Across all the entries, tally the lines holding the word "value", and give the number by itself.

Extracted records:
== Segment start ==

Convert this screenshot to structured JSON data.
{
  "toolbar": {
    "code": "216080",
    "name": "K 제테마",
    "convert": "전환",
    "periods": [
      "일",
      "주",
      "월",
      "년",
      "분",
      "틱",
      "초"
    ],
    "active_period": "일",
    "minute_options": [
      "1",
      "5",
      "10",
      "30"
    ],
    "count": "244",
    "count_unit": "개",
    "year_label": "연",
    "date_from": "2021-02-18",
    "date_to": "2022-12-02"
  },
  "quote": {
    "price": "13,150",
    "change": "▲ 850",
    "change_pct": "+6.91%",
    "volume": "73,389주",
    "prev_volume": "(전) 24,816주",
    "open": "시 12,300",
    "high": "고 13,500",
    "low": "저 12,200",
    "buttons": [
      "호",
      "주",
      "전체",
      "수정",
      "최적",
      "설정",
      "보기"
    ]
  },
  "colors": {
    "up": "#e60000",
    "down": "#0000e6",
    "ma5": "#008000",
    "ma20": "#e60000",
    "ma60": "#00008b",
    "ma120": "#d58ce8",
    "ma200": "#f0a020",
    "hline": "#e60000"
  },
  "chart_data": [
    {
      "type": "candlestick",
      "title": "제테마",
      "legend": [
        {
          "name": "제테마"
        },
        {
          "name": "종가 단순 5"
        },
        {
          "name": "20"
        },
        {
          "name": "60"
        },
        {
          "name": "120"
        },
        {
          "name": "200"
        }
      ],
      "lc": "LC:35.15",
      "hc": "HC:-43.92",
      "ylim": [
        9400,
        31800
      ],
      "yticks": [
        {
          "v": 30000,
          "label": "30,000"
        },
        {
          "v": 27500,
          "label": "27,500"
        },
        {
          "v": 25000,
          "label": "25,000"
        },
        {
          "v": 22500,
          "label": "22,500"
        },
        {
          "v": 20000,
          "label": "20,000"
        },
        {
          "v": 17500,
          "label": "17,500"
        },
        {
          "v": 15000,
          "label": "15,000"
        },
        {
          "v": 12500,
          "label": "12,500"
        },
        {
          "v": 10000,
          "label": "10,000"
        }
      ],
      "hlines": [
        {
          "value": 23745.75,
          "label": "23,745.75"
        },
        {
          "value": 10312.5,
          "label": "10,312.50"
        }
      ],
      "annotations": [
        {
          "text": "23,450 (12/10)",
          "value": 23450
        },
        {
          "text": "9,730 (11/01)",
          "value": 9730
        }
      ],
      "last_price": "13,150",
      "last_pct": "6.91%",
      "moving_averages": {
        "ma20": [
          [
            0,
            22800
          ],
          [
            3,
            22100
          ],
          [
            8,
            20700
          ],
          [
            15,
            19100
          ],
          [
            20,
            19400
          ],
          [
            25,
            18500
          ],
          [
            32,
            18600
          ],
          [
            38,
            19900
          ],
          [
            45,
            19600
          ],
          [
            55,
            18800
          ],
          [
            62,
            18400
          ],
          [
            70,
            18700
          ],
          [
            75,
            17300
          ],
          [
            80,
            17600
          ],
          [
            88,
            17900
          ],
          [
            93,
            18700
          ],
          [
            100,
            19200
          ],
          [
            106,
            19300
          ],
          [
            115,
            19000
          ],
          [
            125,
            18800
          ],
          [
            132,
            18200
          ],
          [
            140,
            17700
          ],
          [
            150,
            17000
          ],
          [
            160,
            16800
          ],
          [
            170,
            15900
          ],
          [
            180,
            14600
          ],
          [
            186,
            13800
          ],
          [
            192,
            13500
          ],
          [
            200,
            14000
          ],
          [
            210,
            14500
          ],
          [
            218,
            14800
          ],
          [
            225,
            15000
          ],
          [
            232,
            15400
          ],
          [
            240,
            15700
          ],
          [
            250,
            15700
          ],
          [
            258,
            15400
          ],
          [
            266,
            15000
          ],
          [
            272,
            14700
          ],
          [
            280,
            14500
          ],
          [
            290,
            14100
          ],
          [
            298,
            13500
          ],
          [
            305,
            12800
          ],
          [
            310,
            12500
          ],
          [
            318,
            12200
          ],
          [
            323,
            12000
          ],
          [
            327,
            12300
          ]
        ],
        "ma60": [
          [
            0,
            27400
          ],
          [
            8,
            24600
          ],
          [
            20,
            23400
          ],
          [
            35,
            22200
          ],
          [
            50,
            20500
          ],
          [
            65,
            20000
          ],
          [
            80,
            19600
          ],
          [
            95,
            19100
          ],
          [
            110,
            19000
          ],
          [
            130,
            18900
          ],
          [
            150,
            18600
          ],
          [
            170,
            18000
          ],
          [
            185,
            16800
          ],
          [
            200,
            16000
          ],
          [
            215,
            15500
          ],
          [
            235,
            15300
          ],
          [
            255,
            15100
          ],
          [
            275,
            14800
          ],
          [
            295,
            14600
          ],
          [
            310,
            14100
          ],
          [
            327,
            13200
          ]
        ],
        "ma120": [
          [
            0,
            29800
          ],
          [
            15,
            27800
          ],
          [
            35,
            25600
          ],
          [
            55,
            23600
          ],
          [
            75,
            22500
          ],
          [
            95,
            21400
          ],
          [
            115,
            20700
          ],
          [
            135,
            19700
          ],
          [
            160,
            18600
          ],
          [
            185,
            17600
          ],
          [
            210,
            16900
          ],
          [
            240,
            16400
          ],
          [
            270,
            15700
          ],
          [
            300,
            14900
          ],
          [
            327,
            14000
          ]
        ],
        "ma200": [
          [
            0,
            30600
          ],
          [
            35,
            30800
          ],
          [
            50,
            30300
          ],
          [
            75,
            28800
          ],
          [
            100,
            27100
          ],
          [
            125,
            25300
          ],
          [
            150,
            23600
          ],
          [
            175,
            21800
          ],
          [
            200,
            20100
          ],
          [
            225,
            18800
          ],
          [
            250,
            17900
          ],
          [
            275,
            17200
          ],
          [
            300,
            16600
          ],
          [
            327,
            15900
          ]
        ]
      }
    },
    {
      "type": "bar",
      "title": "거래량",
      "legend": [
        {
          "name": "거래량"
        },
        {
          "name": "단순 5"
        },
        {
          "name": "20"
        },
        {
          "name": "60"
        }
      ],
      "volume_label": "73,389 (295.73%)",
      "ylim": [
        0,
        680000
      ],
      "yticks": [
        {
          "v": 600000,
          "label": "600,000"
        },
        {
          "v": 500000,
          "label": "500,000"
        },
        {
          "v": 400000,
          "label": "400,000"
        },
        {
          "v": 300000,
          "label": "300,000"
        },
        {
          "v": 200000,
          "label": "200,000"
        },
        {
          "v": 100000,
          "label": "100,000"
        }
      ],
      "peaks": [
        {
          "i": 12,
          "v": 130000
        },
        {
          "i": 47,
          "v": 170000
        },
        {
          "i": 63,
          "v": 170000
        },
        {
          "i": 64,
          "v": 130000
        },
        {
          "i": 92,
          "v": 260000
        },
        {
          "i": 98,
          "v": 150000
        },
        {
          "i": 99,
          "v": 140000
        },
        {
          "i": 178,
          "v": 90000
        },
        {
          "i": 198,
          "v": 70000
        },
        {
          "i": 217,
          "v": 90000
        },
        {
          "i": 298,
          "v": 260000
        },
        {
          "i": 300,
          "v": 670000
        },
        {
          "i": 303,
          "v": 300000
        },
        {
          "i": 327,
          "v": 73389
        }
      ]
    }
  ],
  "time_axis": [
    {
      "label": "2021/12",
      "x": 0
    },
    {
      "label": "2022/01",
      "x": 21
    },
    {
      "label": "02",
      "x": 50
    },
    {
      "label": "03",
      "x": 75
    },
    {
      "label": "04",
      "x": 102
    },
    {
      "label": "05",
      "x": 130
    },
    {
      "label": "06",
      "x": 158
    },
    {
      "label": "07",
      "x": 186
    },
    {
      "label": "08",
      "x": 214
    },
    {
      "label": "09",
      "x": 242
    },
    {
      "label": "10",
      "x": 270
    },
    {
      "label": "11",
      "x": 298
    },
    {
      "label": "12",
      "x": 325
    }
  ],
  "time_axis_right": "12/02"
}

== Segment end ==

Your solution: 4